The problem is not the larger parts of the lead shot but the fragments and particles that are ingested and not expelled. X-rays have shown lead deposited along the bullet tract. Raptors are particularly vulnerable due to their long life span {allowing for lead to build up over time] and slow breed rate. Despite various worldwide bans raptors are still coming into contact with lead infected prey, it’s just prey that is exempt from being targeted with lead shot. At present there are no figures relating to lead poisoning in raptors and very little information concerning mammals and scavengers.

Lead Shot Environmental Pollution

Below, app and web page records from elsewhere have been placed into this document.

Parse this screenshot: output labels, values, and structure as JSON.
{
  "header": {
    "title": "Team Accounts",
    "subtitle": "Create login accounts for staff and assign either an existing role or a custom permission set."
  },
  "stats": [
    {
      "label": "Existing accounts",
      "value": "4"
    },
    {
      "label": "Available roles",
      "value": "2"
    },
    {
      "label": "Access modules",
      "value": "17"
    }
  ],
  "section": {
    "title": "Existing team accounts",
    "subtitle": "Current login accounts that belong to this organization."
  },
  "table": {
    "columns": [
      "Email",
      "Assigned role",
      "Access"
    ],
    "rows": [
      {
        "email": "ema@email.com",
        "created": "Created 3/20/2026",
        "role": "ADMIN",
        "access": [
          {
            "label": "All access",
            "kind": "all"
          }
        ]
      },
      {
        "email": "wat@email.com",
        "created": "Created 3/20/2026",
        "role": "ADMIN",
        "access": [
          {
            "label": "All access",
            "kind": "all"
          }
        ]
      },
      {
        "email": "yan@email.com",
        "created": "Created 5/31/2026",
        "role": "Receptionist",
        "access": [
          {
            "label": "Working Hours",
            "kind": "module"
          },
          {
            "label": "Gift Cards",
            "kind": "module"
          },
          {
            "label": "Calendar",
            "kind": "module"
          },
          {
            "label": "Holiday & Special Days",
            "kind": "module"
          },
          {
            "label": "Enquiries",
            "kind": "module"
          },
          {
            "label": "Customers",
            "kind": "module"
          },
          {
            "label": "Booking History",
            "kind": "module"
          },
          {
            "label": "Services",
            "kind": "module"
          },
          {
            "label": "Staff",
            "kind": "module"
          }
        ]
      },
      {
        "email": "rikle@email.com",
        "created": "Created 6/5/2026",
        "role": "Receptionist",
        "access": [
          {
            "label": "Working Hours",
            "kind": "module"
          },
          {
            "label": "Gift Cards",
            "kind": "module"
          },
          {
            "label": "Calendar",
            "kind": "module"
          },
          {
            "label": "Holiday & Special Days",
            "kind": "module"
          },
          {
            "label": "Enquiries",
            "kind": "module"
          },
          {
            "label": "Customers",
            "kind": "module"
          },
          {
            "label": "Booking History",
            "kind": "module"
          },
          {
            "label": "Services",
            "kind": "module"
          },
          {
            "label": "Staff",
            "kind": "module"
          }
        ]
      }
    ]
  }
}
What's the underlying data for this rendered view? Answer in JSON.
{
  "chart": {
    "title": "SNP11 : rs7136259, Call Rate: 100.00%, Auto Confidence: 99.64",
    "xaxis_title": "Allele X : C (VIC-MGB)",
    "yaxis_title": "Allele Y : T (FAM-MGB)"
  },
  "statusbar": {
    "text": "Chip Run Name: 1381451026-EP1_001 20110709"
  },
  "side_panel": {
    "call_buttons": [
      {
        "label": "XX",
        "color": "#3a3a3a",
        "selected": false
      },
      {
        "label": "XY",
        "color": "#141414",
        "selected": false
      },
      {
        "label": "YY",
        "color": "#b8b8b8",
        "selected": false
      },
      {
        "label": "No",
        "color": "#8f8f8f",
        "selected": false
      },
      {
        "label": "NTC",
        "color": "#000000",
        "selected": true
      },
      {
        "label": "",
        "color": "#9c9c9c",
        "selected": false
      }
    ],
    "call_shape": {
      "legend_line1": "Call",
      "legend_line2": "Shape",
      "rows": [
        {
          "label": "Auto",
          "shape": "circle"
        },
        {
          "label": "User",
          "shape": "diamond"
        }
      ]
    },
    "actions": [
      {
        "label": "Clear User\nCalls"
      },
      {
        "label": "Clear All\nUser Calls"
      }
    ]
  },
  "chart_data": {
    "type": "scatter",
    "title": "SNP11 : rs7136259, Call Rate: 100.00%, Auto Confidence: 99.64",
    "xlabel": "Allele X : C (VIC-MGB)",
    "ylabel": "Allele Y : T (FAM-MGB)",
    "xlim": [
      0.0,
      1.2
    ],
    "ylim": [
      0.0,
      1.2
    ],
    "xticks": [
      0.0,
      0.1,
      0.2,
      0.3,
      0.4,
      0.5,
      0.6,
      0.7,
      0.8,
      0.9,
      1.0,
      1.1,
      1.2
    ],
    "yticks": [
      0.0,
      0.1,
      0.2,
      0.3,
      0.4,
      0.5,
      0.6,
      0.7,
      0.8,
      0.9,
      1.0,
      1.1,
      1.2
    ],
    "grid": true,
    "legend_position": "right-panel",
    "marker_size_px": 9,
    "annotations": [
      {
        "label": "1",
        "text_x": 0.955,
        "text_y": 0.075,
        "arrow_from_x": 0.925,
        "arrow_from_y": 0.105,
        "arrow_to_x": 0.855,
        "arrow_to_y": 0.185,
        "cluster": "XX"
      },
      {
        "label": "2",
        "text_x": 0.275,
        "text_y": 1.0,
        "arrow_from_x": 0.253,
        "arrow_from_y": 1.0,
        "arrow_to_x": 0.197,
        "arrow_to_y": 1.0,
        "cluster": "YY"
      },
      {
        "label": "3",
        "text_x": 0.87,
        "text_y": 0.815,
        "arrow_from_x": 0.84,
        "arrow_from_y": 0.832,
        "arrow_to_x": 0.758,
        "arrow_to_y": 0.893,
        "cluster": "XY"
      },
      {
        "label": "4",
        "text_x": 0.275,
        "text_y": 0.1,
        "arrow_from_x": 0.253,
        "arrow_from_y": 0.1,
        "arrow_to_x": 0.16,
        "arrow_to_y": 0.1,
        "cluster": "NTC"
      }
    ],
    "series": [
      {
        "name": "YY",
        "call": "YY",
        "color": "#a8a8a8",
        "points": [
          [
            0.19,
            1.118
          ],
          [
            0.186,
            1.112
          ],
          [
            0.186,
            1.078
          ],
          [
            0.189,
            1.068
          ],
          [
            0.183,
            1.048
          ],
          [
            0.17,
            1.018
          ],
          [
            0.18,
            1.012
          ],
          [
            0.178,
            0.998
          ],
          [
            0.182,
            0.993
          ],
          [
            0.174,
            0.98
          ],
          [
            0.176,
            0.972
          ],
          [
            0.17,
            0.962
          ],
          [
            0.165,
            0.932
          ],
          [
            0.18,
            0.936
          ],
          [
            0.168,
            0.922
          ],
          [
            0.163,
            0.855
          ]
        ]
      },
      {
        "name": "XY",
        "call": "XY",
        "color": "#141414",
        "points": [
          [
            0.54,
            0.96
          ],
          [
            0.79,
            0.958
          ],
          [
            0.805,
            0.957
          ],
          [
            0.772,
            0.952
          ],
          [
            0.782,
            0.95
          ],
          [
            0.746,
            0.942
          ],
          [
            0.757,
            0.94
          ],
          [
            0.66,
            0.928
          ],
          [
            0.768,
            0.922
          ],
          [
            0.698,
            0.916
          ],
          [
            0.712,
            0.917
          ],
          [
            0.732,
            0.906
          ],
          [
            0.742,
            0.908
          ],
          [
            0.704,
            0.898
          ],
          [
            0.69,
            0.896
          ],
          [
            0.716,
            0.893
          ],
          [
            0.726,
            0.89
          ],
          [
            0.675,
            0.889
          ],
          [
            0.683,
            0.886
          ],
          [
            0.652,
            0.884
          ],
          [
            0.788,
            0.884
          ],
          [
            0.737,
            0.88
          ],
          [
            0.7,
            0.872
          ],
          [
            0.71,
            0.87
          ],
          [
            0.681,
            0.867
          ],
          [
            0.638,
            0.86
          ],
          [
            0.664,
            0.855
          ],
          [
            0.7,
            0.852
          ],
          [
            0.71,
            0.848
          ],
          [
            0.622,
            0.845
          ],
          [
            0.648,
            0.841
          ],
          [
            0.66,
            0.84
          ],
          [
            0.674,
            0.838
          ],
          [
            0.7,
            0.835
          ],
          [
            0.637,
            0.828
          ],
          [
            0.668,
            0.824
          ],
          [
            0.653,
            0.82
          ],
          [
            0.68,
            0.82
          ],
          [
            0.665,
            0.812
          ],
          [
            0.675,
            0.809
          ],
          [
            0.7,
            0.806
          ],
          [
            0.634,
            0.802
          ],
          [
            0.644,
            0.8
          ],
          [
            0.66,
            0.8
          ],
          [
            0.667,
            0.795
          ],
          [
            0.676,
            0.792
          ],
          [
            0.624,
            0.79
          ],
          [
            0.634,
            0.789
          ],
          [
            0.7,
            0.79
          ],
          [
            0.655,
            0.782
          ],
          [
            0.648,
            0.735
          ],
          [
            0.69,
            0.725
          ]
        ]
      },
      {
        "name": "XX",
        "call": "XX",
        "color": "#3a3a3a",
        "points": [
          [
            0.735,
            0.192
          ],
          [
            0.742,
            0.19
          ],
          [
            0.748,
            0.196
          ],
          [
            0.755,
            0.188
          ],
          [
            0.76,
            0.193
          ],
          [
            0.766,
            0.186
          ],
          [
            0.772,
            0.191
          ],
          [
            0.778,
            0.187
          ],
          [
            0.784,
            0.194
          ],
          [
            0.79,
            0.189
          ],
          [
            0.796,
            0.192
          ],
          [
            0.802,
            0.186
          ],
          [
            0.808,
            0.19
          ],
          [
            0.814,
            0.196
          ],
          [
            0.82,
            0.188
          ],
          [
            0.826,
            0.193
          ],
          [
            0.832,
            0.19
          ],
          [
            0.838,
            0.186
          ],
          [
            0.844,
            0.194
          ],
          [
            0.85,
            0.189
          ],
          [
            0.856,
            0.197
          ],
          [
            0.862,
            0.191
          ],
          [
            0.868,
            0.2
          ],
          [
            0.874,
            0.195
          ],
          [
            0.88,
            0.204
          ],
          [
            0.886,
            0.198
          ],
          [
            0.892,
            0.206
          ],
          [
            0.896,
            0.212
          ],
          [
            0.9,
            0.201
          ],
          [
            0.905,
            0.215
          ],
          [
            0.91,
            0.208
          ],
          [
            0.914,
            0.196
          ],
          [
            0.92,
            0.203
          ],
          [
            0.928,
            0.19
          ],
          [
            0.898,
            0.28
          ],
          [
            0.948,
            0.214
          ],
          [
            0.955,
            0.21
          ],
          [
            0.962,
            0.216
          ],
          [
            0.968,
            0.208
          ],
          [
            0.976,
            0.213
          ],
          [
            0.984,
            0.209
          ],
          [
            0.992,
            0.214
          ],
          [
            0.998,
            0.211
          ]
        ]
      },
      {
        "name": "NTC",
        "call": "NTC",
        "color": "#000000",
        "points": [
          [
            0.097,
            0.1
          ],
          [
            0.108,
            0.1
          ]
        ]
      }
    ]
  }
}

As I mentioned previously legislation came into force in England in 1999 outlawing the use of lead shot for wildfowling. Local bans have been in place in the USA since 1977, this went nationwide in 1991. This has been emulated by Canada, Australia, New Zealand and many European countries. Strangely enough there have been no follow up studies in England to find out the effect of the ban, however they have been conducted in the USA due to the fear of lead shot environmental pollution.

The good news [in the USA] is that ban compliance is 99% and a study conducted 6 years later revealed that out of 15,000 Mallards shot along the Mississippi flyway showed that the ingestion rate had been reduced by 75% with the death rate dropping from 4% in 1938 – 1954 to ≤ 1.44% in 1996 – 1997. In real terms this means that the ban saved 1.4 million ducks out of a population of 90 million from fatal poisoning.

Doing our bit for the environment at Marksman Leisure

At our Marksman Leisure Oaklands site we use Hush Power 28 gram with 7.5 shot (ideal for clay shooting) for both novices and the experienced gun, two reasons for this choice of cartridge are

  1.  The recoil experienced is minimal, as we want the user to remember the breaking of the clay and not the thump in the shoulder as often all you hear is what about the ‘kick’.
  2.  We have consideration for our neighbours and believe that quietening the sound from the gun benefits both users and neighbours.

The Hush Power cartridges are more expensive to buy, by some £60 per 1000, but the benefits are greater for all concerned.

I hope you have enjoyed this article concerning lead shot environmental pollution, please leave your comments and delve into the rest of the site.

Thanks, Mark

Lead Shot Environmental Pollution.